encourage driving, increasing fuel use and raise pump prices.
WAIVING SUMMER BLENDING RULES
The Environmental Protection Agency requires U.S. refiners
to make more expensive cleaner-burning gasoline in the summer
that helps fight air pollution. Waiving that requirement would
lower production costs for refiners, because they could process
cheaper "sour" crude into gasoline instead of using expensive
"sweet" crude with less sulfur to make cleaner gasoline.
It could also make gasoline cheaper because supplies could
be used more widely and shared among states that normally have
specific blending formulas.
Environmental groups, a key part of Obama's political base,
would oppose selling more polluting winter-blend gasoline in
the summer when greenhouse emissions are at their worst.
Energy analysts also said U.S. refiners might not use the
cheaper oil, because most have converted their facilities to
make summer gasoline and it would be expensive to switch back.
SUSPEND OIL ROYALTY FEES
The administration could suspend the royalty fees energy
companies pay on the oil they drill on federal lands. The
federal royalty rate ranges from 12.5 percent of the value of
oil produced onshore to 18.75 percent for offshore crude.
Without the royalties tacked on, the price of U.S. oil sold
to refiners should be less, lowering the cost to make gas.
Not having to pay royalties may also encourage companies to
drill for oil, putting more supply on the market that could
lower the price of U.S. crude that is refined into gasoline.
"You stimulate more production if you reduce the cost for
looking for oil," said one analyst.
But such a move will cost the government needed revenue,
and probably be viewed by the public as more of a benefit for
oil companies than for consumers.
GOVERNMENT HELP TO PAY FOR GASOLINE
The federal government's Low Income Home Energy Assistance
Program, known at LIHEAP, helps the poor and elderly pay
heating and cooling bills. The administration could push
Congress to expand the program to cover some household gasoline
This is unlikely because it would add billions of dollars
to the federal budget, which lawmakers are trying to cut.
LOWER SPEED LIMIT
Lowering the national speed limit to 55 miles per hour
would save gasoline, reducing fuel demand and causing downward
price pressure at the pump.
The administration can ask Congress to bring back the 55
mph limit and deny road funds to states that do not adopt it.
One energy efficiency group is urging consumers to drive
slower, but some states wants to raise their speed limits.
Lowering the speed limit would be unpopular with voters,
scaring away lawmakers from supporting such a bill and creating
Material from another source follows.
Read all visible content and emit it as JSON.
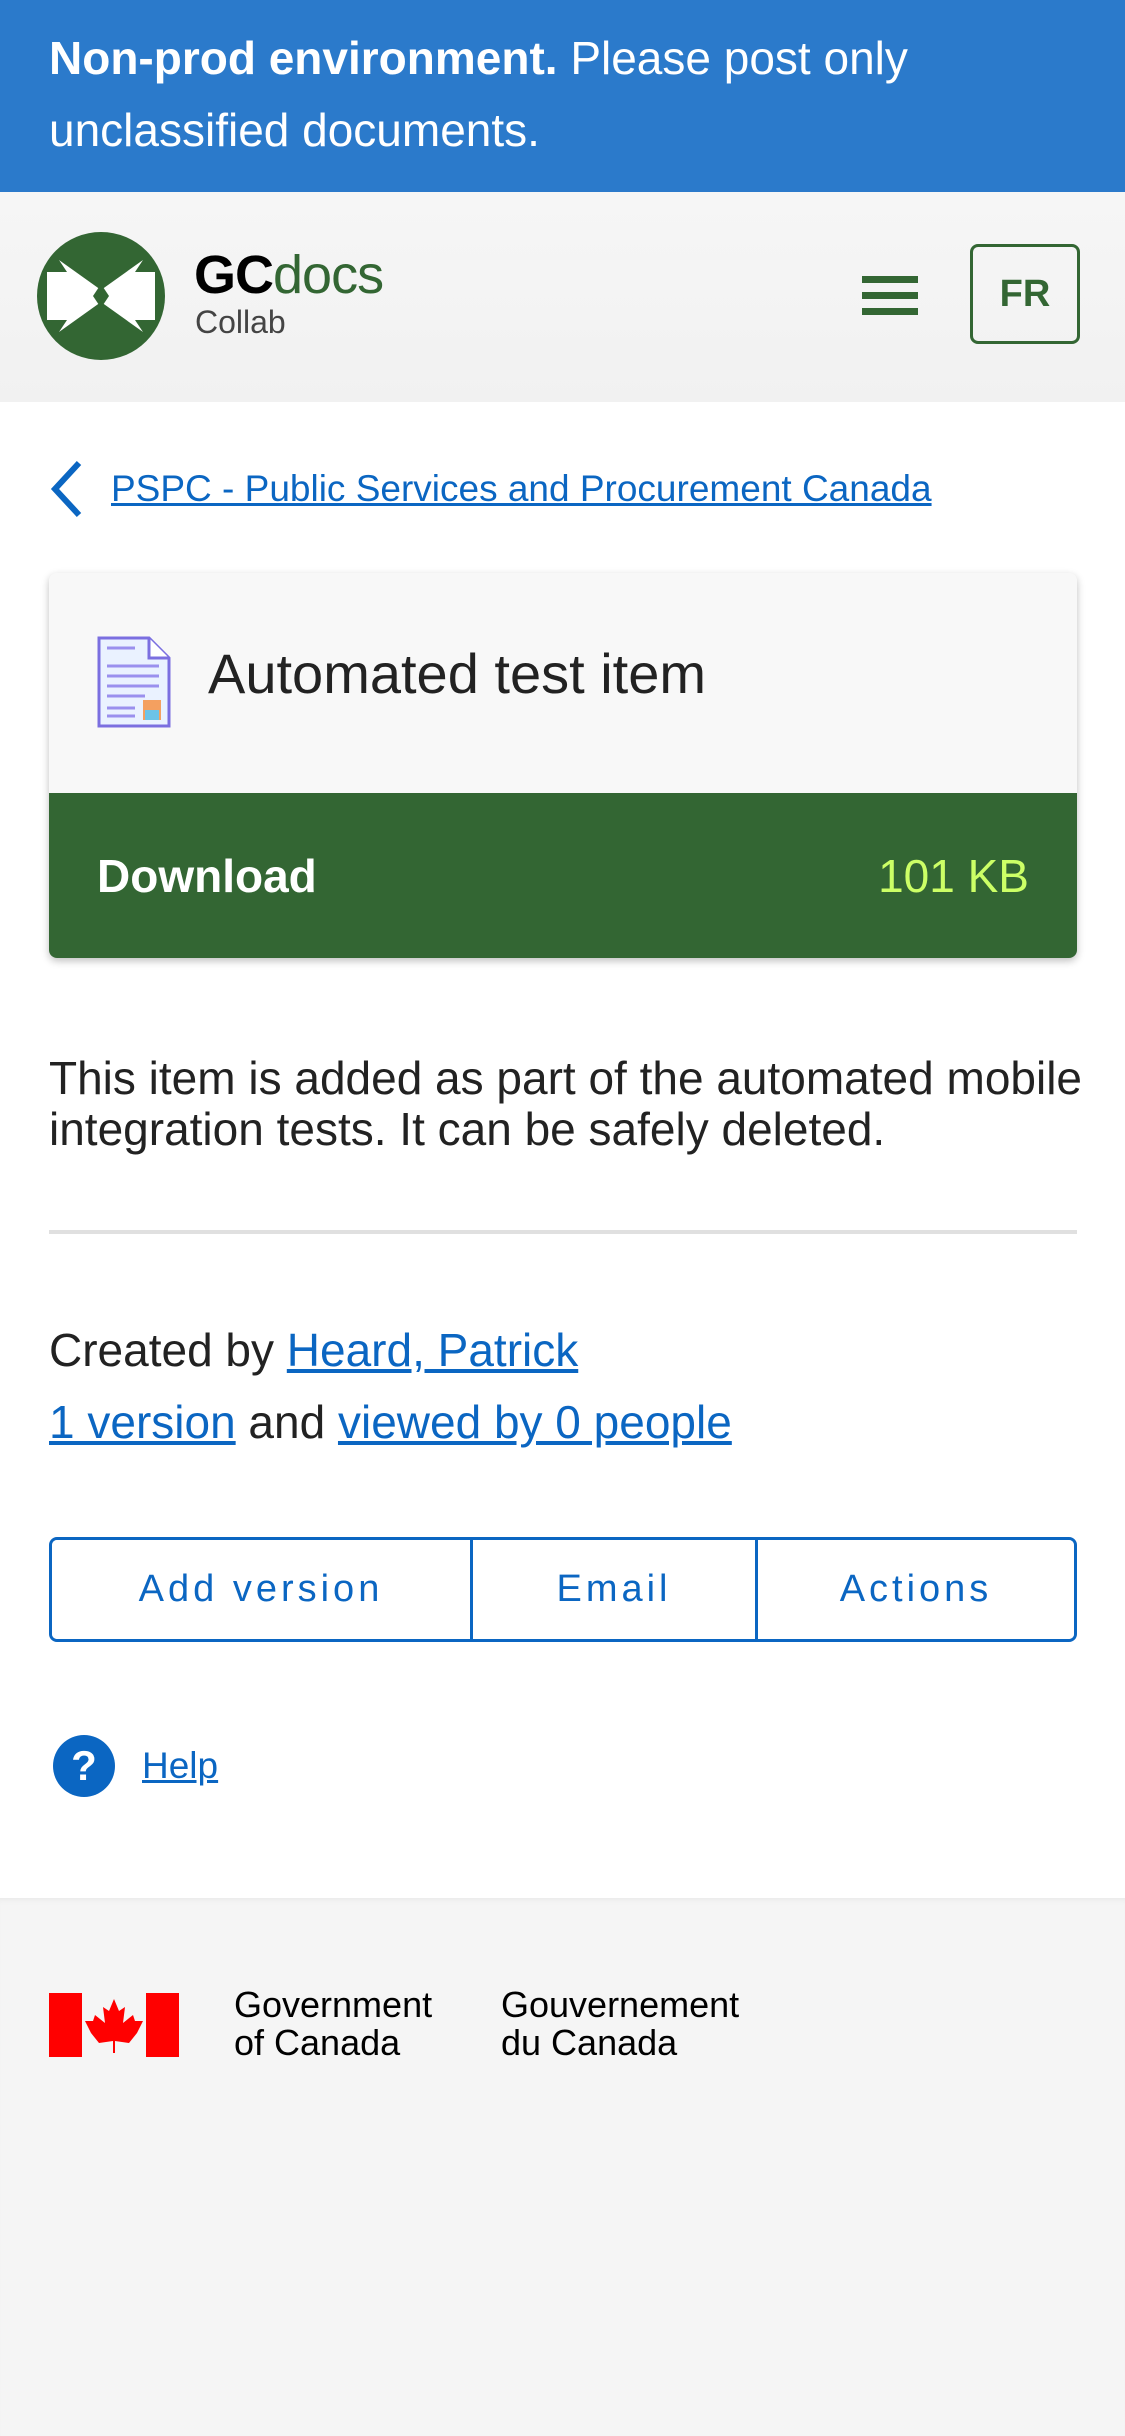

opposition to Obama in his presidential re-election bid.
"I definitely would keep that far away from the 2012
election as much as possible," said one analyst.
(Reporting by Tom Doggett; editing by Jim Marshall)